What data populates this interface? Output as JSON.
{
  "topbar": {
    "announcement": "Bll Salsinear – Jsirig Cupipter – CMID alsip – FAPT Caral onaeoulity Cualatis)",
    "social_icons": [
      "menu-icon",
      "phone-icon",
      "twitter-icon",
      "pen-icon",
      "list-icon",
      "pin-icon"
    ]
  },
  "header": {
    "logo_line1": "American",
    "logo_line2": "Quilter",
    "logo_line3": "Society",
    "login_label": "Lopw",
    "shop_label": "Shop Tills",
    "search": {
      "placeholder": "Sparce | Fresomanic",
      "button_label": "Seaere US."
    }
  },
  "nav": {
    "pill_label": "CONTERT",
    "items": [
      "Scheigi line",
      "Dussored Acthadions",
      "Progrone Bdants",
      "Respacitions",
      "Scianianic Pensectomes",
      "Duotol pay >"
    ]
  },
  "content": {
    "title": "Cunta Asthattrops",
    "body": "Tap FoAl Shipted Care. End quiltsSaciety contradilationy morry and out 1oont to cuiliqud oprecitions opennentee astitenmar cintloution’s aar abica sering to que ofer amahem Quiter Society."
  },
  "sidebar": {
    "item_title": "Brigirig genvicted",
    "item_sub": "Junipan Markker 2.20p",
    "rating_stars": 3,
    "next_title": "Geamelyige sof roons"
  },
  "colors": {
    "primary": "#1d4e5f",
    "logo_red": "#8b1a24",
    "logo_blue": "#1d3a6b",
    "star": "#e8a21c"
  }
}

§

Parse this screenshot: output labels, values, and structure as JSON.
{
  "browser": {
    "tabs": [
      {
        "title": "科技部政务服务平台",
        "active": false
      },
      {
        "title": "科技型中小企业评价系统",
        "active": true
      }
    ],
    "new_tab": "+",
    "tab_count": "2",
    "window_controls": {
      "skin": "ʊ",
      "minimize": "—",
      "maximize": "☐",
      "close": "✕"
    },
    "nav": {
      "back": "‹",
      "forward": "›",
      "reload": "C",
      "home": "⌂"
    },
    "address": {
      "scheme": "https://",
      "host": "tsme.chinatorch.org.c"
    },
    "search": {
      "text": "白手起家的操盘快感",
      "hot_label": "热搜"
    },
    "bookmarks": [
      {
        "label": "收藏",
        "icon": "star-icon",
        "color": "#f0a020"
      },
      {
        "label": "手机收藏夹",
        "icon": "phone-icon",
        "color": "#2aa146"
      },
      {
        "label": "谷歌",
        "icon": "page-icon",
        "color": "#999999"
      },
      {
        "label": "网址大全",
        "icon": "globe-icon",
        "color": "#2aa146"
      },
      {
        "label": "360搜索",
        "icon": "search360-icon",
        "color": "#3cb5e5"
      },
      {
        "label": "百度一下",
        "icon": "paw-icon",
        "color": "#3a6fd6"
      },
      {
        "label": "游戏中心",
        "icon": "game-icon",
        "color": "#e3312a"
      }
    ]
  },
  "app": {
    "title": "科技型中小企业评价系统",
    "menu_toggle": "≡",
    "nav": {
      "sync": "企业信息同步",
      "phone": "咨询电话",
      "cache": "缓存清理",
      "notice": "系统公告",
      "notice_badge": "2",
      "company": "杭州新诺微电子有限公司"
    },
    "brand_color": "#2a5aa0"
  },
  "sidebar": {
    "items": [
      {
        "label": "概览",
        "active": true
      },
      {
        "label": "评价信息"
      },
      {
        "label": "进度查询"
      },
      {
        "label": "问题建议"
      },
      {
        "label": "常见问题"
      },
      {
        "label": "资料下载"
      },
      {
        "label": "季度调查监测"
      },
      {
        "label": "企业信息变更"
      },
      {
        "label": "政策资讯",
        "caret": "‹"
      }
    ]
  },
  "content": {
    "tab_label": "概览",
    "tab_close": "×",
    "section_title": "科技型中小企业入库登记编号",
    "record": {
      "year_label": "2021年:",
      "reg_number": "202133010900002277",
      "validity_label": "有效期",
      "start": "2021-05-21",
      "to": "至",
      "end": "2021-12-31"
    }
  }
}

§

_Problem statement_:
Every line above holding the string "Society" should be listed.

_Response to the task_:
    "logo_line3": "Society",
    "body": "Tap FoAl Shipted Care. End quiltsSaciety contradilationy morry and out 1oont to cuiliqud oprecitions opennentee astitenmar cintloution’s aar abica sering to que ofer amahem Quiter Society."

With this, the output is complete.